In town, a phenomenon called the Urban Heat Island, refers to higher temperatures in urban areas where asphalt on the roads and roofs absorbs and stores heat. There are negative health effects the more days occur where temperatures do not drop below 20 Celsius at night time.
“From a health perspective, these tropical nights are of big concern,” said Armstrong. “Cooler nights are a big factor with helping populations cope with extreme heat … if the night is cool enough, at least you’re getting some respite and your body has a chance to recuperate.”
According to Armstrong, there has to be two areas of focus for an action plan, some of the plan needs to be prevention and reduction of the factors causing climate change, and some of the plan needs to be building resiliency and adapting to face the effects of climate change. The plan, she said, needs to be a collective effort involving individual and community efforts.
“Climate change is a wicked problem,” said Armstrong. “This isn’t a problem one agency is going to solve. It’s going to have to be collaborative … we have to work with others to make sure adaptation supports are in place.”
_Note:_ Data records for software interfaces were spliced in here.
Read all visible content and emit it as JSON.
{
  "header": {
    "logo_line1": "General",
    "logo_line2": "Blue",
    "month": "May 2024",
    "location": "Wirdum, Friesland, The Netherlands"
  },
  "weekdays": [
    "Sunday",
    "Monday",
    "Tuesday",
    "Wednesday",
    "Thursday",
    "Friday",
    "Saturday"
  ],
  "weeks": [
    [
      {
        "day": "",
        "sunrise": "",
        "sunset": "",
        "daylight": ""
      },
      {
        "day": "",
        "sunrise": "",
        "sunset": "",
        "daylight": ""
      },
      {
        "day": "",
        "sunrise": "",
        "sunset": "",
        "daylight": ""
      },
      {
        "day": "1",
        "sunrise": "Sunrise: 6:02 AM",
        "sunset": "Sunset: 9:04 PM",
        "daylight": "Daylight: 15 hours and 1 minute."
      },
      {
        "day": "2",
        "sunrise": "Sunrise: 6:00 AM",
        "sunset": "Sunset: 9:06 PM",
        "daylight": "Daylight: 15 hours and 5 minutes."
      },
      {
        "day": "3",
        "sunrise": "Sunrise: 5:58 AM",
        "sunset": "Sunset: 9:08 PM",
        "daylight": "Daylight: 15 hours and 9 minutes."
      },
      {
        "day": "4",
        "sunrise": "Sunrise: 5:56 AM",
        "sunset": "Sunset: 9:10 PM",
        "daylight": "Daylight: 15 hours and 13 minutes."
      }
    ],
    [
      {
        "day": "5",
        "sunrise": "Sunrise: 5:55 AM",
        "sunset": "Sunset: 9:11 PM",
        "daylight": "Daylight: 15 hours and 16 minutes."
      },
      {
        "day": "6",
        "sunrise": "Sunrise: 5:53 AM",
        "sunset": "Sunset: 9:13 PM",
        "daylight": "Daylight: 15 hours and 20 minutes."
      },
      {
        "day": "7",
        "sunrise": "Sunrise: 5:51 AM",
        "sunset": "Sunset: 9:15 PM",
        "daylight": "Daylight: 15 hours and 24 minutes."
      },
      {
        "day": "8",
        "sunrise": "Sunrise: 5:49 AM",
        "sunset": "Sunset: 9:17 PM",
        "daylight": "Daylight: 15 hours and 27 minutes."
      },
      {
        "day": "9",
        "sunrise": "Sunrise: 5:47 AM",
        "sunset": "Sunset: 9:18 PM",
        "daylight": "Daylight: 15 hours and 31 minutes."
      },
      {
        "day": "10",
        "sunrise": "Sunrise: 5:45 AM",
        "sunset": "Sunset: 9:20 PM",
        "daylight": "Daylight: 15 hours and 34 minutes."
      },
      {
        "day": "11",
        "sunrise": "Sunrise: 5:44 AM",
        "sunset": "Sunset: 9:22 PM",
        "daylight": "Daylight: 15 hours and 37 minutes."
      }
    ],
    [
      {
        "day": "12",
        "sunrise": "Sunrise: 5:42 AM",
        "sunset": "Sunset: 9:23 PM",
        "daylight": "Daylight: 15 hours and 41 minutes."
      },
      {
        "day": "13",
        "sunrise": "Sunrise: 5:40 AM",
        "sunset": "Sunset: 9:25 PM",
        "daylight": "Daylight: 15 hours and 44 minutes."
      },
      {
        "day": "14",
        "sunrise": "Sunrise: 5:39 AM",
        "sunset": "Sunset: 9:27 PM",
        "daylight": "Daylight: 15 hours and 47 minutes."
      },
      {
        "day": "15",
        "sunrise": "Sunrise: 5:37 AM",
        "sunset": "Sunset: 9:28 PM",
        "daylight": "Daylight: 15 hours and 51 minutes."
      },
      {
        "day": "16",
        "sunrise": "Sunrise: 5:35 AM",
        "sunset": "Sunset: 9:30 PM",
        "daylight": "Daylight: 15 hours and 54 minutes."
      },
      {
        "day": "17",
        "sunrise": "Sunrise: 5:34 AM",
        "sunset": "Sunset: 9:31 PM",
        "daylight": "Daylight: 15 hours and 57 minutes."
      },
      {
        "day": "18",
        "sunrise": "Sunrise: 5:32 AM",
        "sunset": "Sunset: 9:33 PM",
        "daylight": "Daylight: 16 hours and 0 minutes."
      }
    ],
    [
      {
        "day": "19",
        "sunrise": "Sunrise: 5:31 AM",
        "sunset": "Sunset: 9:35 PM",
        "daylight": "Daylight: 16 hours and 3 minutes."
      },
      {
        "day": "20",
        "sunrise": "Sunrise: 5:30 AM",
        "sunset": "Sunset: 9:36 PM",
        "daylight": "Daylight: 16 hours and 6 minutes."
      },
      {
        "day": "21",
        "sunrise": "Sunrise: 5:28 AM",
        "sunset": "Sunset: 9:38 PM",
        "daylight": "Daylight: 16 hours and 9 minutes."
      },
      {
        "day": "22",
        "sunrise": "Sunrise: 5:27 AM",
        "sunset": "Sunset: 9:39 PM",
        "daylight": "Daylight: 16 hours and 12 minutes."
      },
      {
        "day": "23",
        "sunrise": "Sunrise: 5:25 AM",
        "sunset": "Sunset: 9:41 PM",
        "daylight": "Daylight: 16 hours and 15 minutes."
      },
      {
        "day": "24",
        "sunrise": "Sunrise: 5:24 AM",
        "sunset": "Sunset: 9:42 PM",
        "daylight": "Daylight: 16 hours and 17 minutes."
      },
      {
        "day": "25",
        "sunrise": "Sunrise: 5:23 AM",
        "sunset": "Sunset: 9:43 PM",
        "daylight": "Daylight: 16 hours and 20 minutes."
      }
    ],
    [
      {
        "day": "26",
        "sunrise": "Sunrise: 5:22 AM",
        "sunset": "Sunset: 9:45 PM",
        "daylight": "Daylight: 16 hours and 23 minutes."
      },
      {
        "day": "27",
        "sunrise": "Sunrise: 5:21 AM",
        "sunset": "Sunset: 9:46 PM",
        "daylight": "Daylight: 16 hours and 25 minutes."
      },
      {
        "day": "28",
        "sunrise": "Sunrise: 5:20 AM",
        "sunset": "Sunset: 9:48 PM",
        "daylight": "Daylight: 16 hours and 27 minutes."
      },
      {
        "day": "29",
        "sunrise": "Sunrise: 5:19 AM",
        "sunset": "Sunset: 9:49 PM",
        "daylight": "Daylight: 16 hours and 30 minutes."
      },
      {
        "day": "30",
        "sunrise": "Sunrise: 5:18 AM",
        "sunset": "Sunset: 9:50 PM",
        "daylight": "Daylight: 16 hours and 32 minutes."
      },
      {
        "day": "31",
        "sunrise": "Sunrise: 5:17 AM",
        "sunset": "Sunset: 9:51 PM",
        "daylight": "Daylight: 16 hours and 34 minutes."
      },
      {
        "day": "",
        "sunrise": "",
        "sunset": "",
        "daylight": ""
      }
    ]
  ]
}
Some of the key strategies included in the SMDHU comprehensive climate change action plan include working with municipalities in the region to develop healthy public health policy and reduce gas emissions by encouraging active transportation routes and public transit. The adaptive portion of the plan involves actions such as assessment of stormwater system capacity and using green roofs to reduce the impact of an urban heat island effect.
Mosquito and tick monitoring will be important, and there will have to be more protections and options for the most vulnerable population.
“Many of those things have health benefits anyways,” said Armstrong. “It’s work that is just good for our health.”
The SMDHU will also work to foster research to better identify best practices and ways to adapt to new public health risks caused by climate change.
As individuals, Armstrong said there are both mitigating and adaptive actions to take.
“I think we all have a responsibility to think about our carbon emissions,” she said. “There are simple things we can do such as reducing our energy consumption, reducing how frequently we use our vehicles to travel … switching to more of a plant-based diet … reducing overall waste.”
From the preparation side, Armstrong suggests maintaining private wells to ensure they can withstand heavy rainfalls and flooding without becoming contaminated, flood proofing your home, and preparing your house with an emergency kit.
Simple things like sunscreen and mosquito and tick repellant can also help you prepare for the increased public health risks of climate change.
To read the vulnerability report, click here.